Zimbabwe's Mnangagwa accuses rival Chamisa of striking deal with Mugabe


President Emmerson Mnangagwa has responded after the founding father of Zanu-PF and Independent Zimbabwe, Robert Mugabe, publicly scorned and dismissed the new government as nothing more that a rogue and unconstitutional military regime that deserve to be booted out of power when Zimbabweans vote on Monday, 30 July, 2018.

Mugabe, who was removed after the intervention of the army in November, said: "We must have constitutionality".

"I can not vote for those who have tormented me. I can't. I will choose among the 22 [other candidates]", Mugabe said.

Zimbabwe goes to the polls on Monday in its first election since Mugabe was forced to resign last November after 37 years in power, with allegations mounting of voter fraud and predictions of a disputed result.

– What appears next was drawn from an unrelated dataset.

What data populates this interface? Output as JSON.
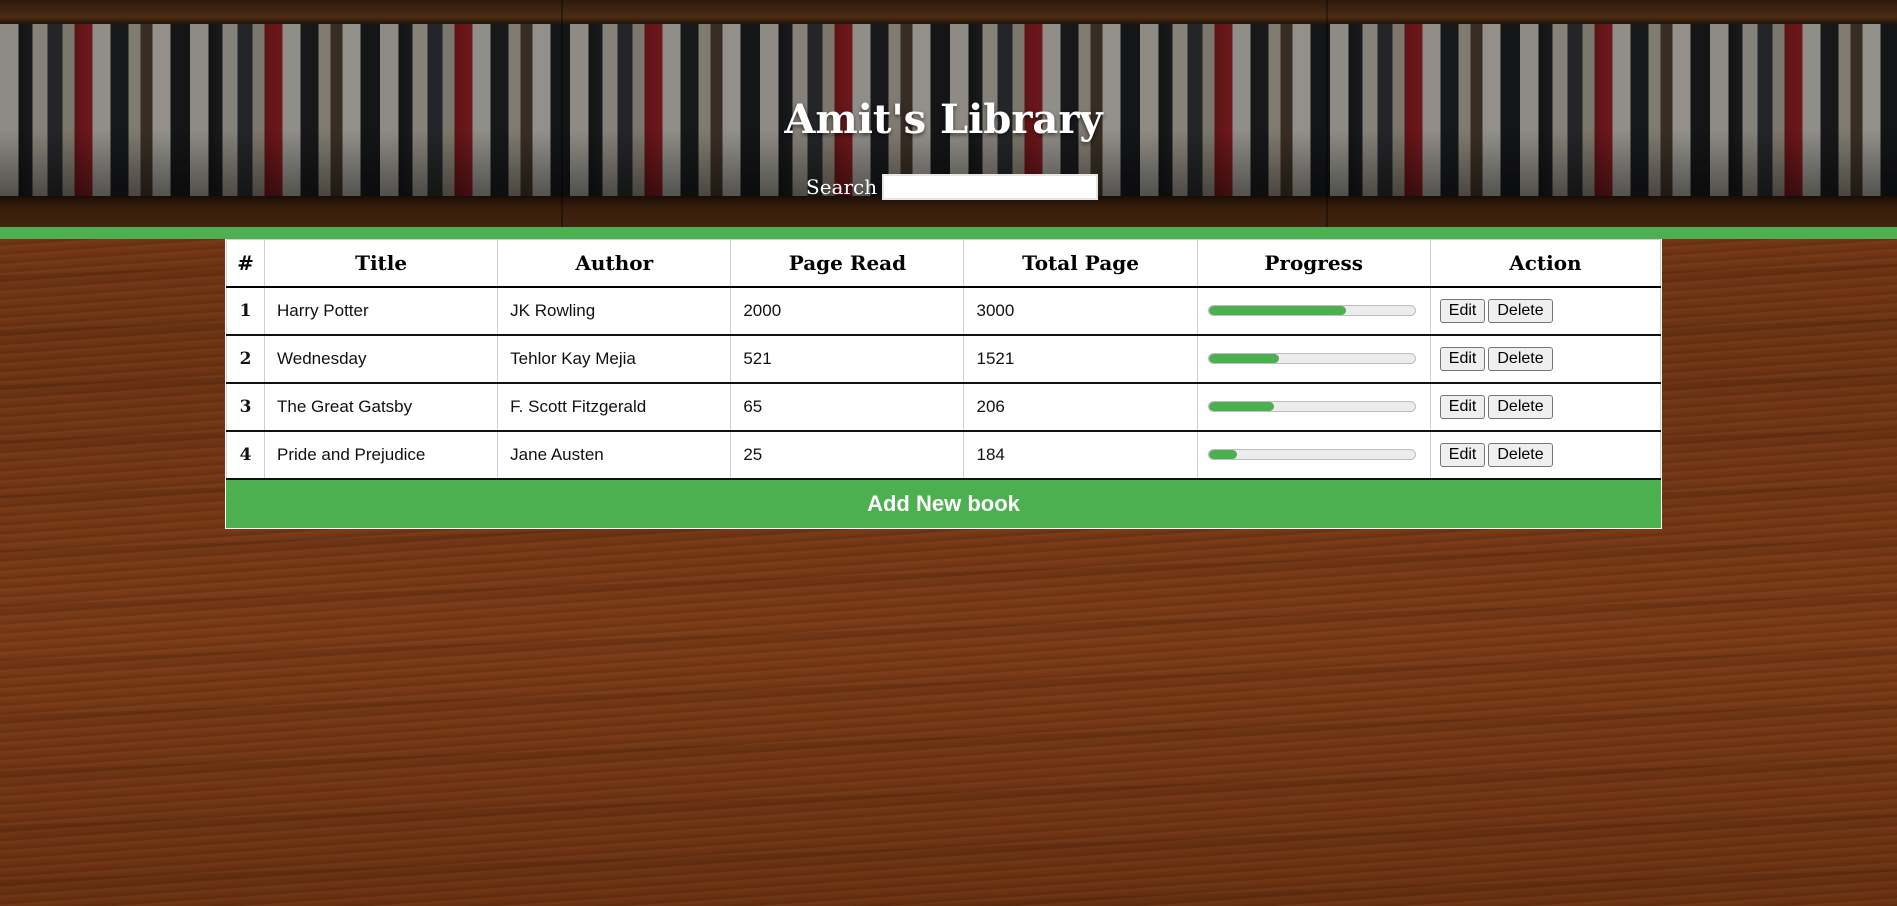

But the bulk of his two-hour long missive was a hint at that he would vote for opposition MDC Alliance leader Nelson Chamisa on Monday because ZANU-PF had caused him too much pain.

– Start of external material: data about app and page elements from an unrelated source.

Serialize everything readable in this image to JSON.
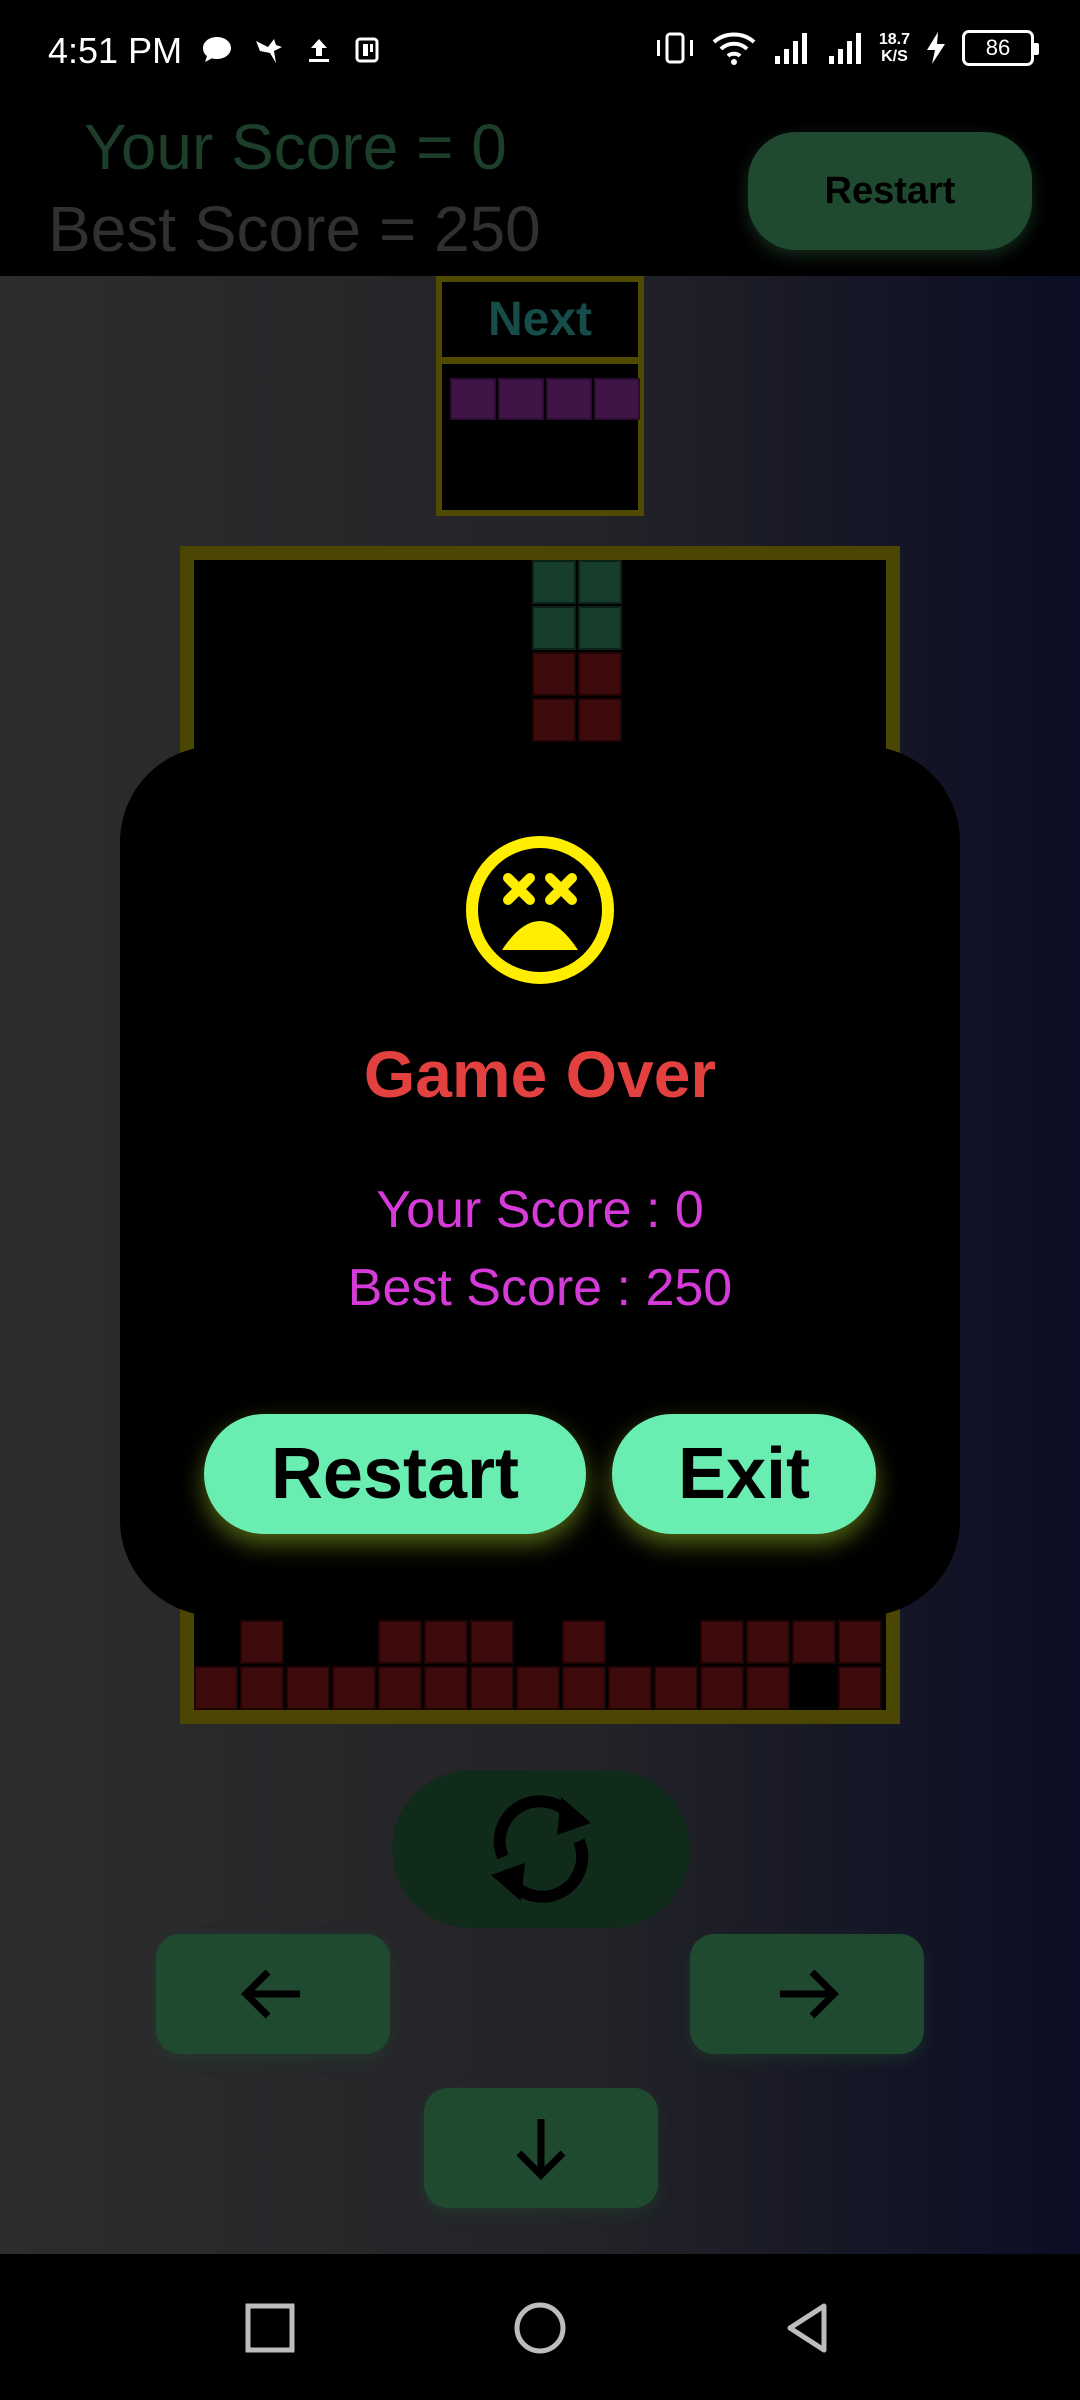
{
  "status_bar": {
    "time": "4:51 PM",
    "speed_top": "18.7",
    "speed_bottom": "K/S",
    "battery": "86",
    "icons_left": [
      "chat-icon",
      "hummingbird-icon",
      "upload-icon",
      "nfc-icon"
    ],
    "icons_right": [
      "vibrate-icon",
      "wifi-icon",
      "signal-icon",
      "signal-icon",
      "charging-icon"
    ]
  },
  "header": {
    "your_score": "Your Score = 0",
    "best_score": "Best Score = 250",
    "restart_label": "Restart"
  },
  "next_panel": {
    "title": "Next",
    "piece_color": "#3f1446",
    "piece_cells": 4
  },
  "modal": {
    "icon": "dizzy-face-icon",
    "title": "Game Over",
    "your_score": "Your Score : 0",
    "best_score": "Best Score : 250",
    "restart_label": "Restart",
    "exit_label": "Exit"
  },
  "controls": {
    "rotate": "rotate-icon",
    "left": "arrow-left-icon",
    "right": "arrow-right-icon",
    "down": "arrow-down-icon"
  },
  "nav_bar": {
    "items": [
      "recents-icon",
      "home-icon",
      "back-icon"
    ]
  },
  "colors": {
    "accent_green": "#69edb0",
    "game_over_red": "#e2413f",
    "score_magenta": "#d63bd9",
    "face_yellow": "#ffee00",
    "board_border": "#4b4702"
  }
}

Mr Mugabe also denied that, as president, he had planned to hand the leadership to his wife, Grace, saying it was "utter nonsense", and suggested that ex-defence minister Sydney Sekeramayi should have taken over.

Mugabe, one of the last "Big Men" of African politics, still looms large over Zimbabwean politics and he may yet influence the first vote without his name on the ballot paper since the country gained independence from Britain in 1980.

"I can't vote for ZANU-PF". He says he resigned to avoid "bloodshed". "The more the merrier", Chamisa said in response to a question about Mugabe's endorsement.

Mnangagwa, who did not provide any evidence of his accusations, said in a Facebook post that voting for 40-year-old Chamisa was tantamount to bringing back Mugabe in disguise.

Mnangagwa, 75, who promises a fresh start for the country, is the front-runner with the advantage of covert military support, a loyal state media and a ruling party that controls government resources.

Chamisa is Zimbabwe's youngest ever presidential candidate.

A presidential run-off vote is scheduled for September 8 if no candidate wins at least 50 percent in the first round.